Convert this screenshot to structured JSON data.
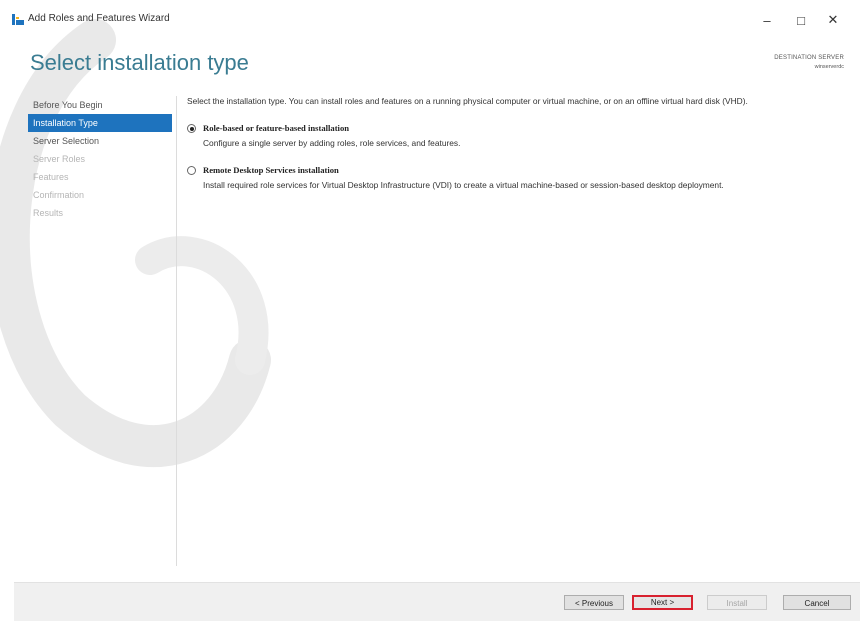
{
  "window": {
    "title": "Add Roles and Features Wizard",
    "controls": {
      "minimize": "–",
      "maximize": "□",
      "close": "✕"
    }
  },
  "header": {
    "page_title": "Select installation type",
    "destination_label": "DESTINATION SERVER",
    "destination_value": "winserverdc"
  },
  "nav": {
    "items": [
      {
        "label": "Before You Begin",
        "state": "enabled"
      },
      {
        "label": "Installation Type",
        "state": "active"
      },
      {
        "label": "Server Selection",
        "state": "enabled"
      },
      {
        "label": "Server Roles",
        "state": "disabled"
      },
      {
        "label": "Features",
        "state": "disabled"
      },
      {
        "label": "Confirmation",
        "state": "disabled"
      },
      {
        "label": "Results",
        "state": "disabled"
      }
    ]
  },
  "content": {
    "intro": "Select the installation type. You can install roles and features on a running physical computer or virtual machine, or on an offline virtual hard disk (VHD).",
    "options": [
      {
        "title": "Role-based or feature-based installation",
        "description": "Configure a single server by adding roles, role services, and features.",
        "selected": true
      },
      {
        "title": "Remote Desktop Services installation",
        "description": "Install required role services for Virtual Desktop Infrastructure (VDI) to create a virtual machine-based or session-based desktop deployment.",
        "selected": false
      }
    ]
  },
  "footer": {
    "previous": "< Previous",
    "next": "Next >",
    "install": "Install",
    "cancel": "Cancel"
  },
  "colors": {
    "accent": "#1e73be",
    "title": "#3a7c92",
    "highlight_border": "#d8212f"
  }
}
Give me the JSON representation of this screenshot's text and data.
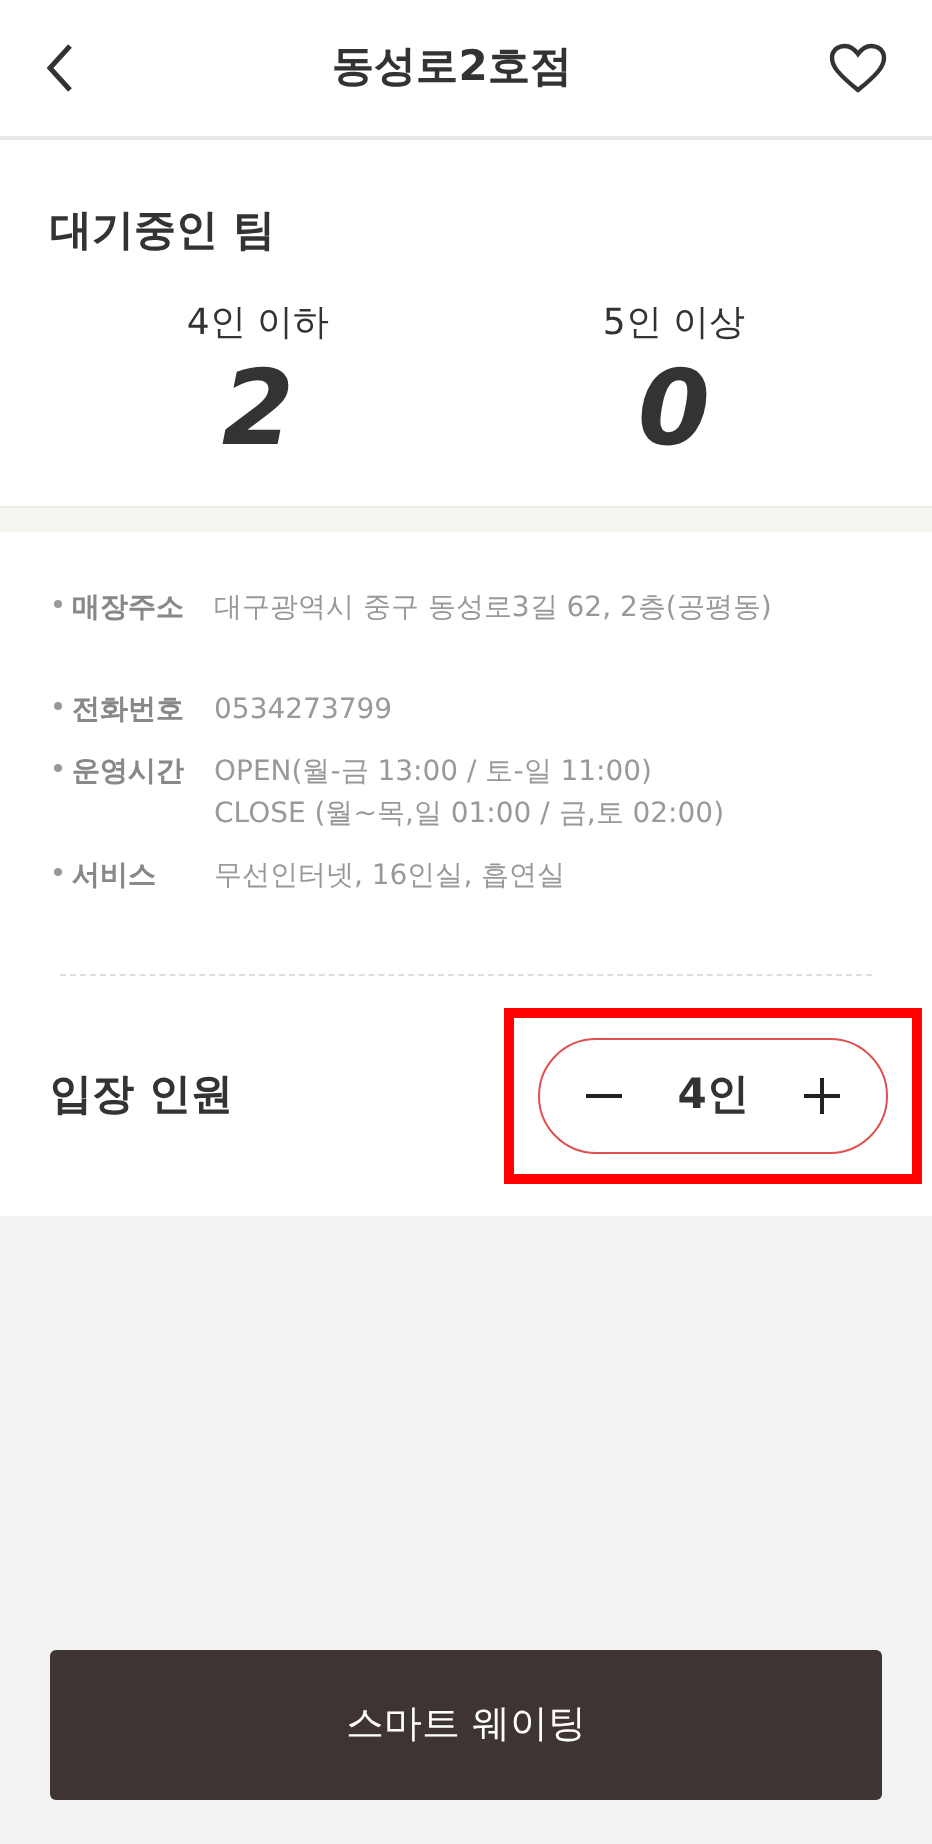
{
  "header": {
    "title": "동성로2호점",
    "favorite": false
  },
  "waiting": {
    "title": "대기중인 팀",
    "groups": [
      {
        "label": "4인 이하",
        "count": "2"
      },
      {
        "label": "5인 이상",
        "count": "0"
      }
    ]
  },
  "info": [
    {
      "label": "매장주소",
      "lines": [
        "대구광역시 중구 동성로3길 62, 2층(공평동)"
      ]
    },
    {
      "label": "전화번호",
      "lines": [
        "0534273799"
      ]
    },
    {
      "label": "운영시간",
      "lines": [
        "OPEN(월-금 13:00 / 토-일 11:00)",
        "CLOSE (월~목,일 01:00 / 금,토 02:00)"
      ]
    },
    {
      "label": "서비스",
      "lines": [
        "무선인터넷, 16인실, 흡연실"
      ]
    }
  ],
  "party": {
    "label": "입장 인원",
    "value": "4인",
    "highlight": true
  },
  "submit": "스마트 웨이팅"
}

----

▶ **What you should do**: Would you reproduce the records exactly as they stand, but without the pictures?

▶ **Answer box**:
Convert this screenshot to structured JSON data.
{
  "window": {
    "title": "Add Roles and Features Wizard",
    "controls": {
      "minimize": "–",
      "maximize": "□",
      "close": "✕"
    }
  },
  "header": {
    "page_title": "Select installation type",
    "destination_label": "DESTINATION SERVER",
    "destination_value": "winserverdc"
  },
  "nav": {
    "items": [
      {
        "label": "Before You Begin",
        "state": "enabled"
      },
      {
        "label": "Installation Type",
        "state": "active"
      },
      {
        "label": "Server Selection",
        "state": "enabled"
      },
      {
        "label": "Server Roles",
        "state": "disabled"
      },
      {
        "label": "Features",
        "state": "disabled"
      },
      {
        "label": "Confirmation",
        "state": "disabled"
      },
      {
        "label": "Results",
        "state": "disabled"
      }
    ]
  },
  "content": {
    "intro": "Select the installation type. You can install roles and features on a running physical computer or virtual machine, or on an offline virtual hard disk (VHD).",
    "options": [
      {
        "title": "Role-based or feature-based installation",
        "description": "Configure a single server by adding roles, role services, and features.",
        "selected": true
      },
      {
        "title": "Remote Desktop Services installation",
        "description": "Install required role services for Virtual Desktop Infrastructure (VDI) to create a virtual machine-based or session-based desktop deployment.",
        "selected": false
      }
    ]
  },
  "footer": {
    "previous": "< Previous",
    "next": "Next >",
    "install": "Install",
    "cancel": "Cancel"
  },
  "colors": {
    "accent": "#1e73be",
    "title": "#3a7c92",
    "highlight_border": "#d8212f"
  }
}
Give me the JSON representation of this screenshot's text and data.
{
  "header": {
    "title": "동성로2호점",
    "favorite": false
  },
  "waiting": {
    "title": "대기중인 팀",
    "groups": [
      {
        "label": "4인 이하",
        "count": "2"
      },
      {
        "label": "5인 이상",
        "count": "0"
      }
    ]
  },
  "info": [
    {
      "label": "매장주소",
      "lines": [
        "대구광역시 중구 동성로3길 62, 2층(공평동)"
      ]
    },
    {
      "label": "전화번호",
      "lines": [
        "0534273799"
      ]
    },
    {
      "label": "운영시간",
      "lines": [
        "OPEN(월-금 13:00 / 토-일 11:00)",
        "CLOSE (월~목,일 01:00 / 금,토 02:00)"
      ]
    },
    {
      "label": "서비스",
      "lines": [
        "무선인터넷, 16인실, 흡연실"
      ]
    }
  ],
  "party": {
    "label": "입장 인원",
    "value": "4인",
    "highlight": true
  },
  "submit": "스마트 웨이팅"
}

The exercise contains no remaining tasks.